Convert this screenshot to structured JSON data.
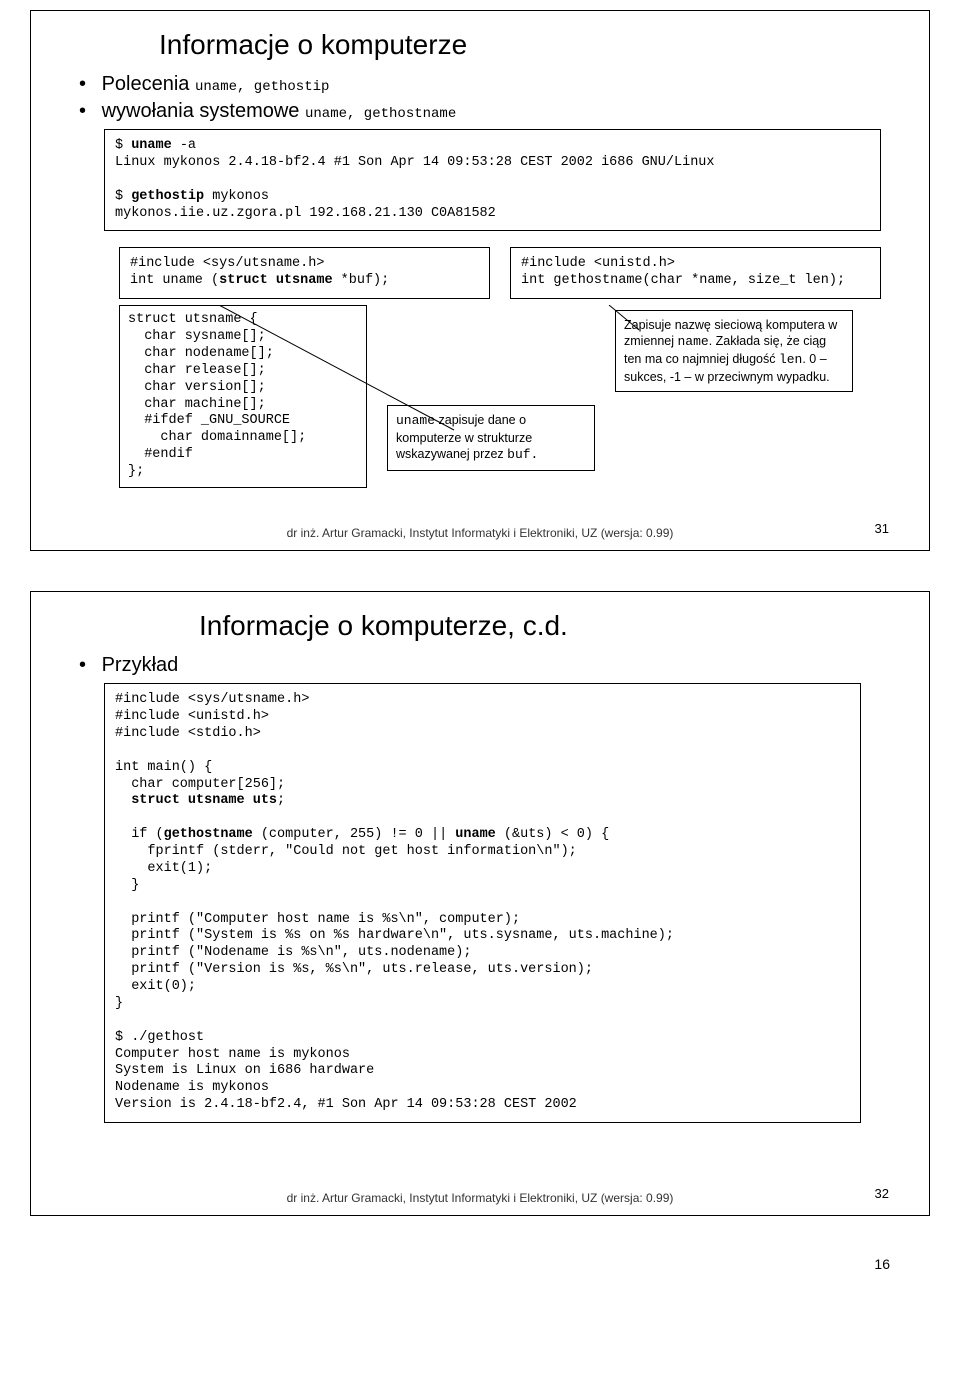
{
  "slide1": {
    "title": "Informacje o komputerze",
    "bullet1_pre": "Polecenia ",
    "bullet1_code": "uname, gethostip",
    "bullet2_pre": "wywołania systemowe ",
    "bullet2_code": "uname, gethostname",
    "shell": "$ uname -a\nLinux mykonos 2.4.18-bf2.4 #1 Son Apr 14 09:53:28 CEST 2002 i686 GNU/Linux\n\n$ gethostip mykonos\nmykonos.iie.uz.zgora.pl 192.168.21.130 C0A81582",
    "inc1": "#include <sys/utsname.h>\nint uname (struct utsname *buf);",
    "inc2": "#include <unistd.h>\nint gethostname(char *name, size_t len);",
    "struct": "struct utsname {\n  char sysname[];\n  char nodename[];\n  char release[];\n  char version[];\n  char machine[];\n  #ifdef _GNU_SOURCE\n    char domainname[];\n  #endif\n};",
    "note_uname_pre": "uname",
    "note_uname_rest": " zapisuje dane o komputerze w strukturze wskazywanej przez ",
    "note_uname_code": "buf.",
    "note_gethost_l1": "Zapisuje nazwę sieciową komputera w zmiennej ",
    "note_gethost_code1": "name",
    "note_gethost_l2": ". Zakłada się, że ciąg ten ma co najmniej długość ",
    "note_gethost_code2": "len",
    "note_gethost_l3": ". 0 – sukces, -1 – w przeciwnym wypadku.",
    "footer": "dr inż. Artur Gramacki, Instytut Informatyki i Elektroniki, UZ (wersja: 0.99)",
    "pagenum": "31"
  },
  "slide2": {
    "title": "Informacje o komputerze, c.d.",
    "bullet1": "Przykład",
    "code": "#include <sys/utsname.h>\n#include <unistd.h>\n#include <stdio.h>\n\nint main() {\n  char computer[256];\n  struct utsname uts;\n\n  if (gethostname (computer, 255) != 0 || uname (&uts) < 0) {\n    fprintf (stderr, \"Could not get host information\\n\");\n    exit(1);\n  }\n\n  printf (\"Computer host name is %s\\n\", computer);\n  printf (\"System is %s on %s hardware\\n\", uts.sysname, uts.machine);\n  printf (\"Nodename is %s\\n\", uts.nodename);\n  printf (\"Version is %s, %s\\n\", uts.release, uts.version);\n  exit(0);\n}\n\n$ ./gethost\nComputer host name is mykonos\nSystem is Linux on i686 hardware\nNodename is mykonos\nVersion is 2.4.18-bf2.4, #1 Son Apr 14 09:53:28 CEST 2002",
    "footer": "dr inż. Artur Gramacki, Instytut Informatyki i Elektroniki, UZ (wersja: 0.99)",
    "pagenum": "32"
  },
  "docpage": "16"
}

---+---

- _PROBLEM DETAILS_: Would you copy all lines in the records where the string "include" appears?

- _WRITTEN RESPONSE_:
    "inc1": "#include <sys/utsname.h>\nint uname (struct utsname *buf);",
    "inc2": "#include <unistd.h>\nint gethostname(char *name, size_t len);",
    "code": "#include <sys/utsname.h>\n#include <unistd.h>\n#include <stdio.h>\n\nint main() {\n  char computer[256];\n  struct utsname uts;\n\n  if (gethostname (computer, 255) != 0 || uname (&uts) < 0) {\n    fprintf (stderr, \"Could not get host information\\n\");\n    exit(1);\n  }\n\n  printf (\"Computer host name is %s\\n\", computer);\n  printf (\"System is %s on %s hardware\\n\", uts.sysname, uts.machine);\n  printf (\"Nodename is %s\\n\", uts.nodename);\n  printf (\"Version is %s, %s\\n\", uts.release, uts.version);\n  exit(0);\n}\n\n$ ./gethost\nComputer host name is mykonos\nSystem is Linux on i686 hardware\nNodename is mykonos\nVersion is 2.4.18-bf2.4, #1 Son Apr 14 09:53:28 CEST 2002",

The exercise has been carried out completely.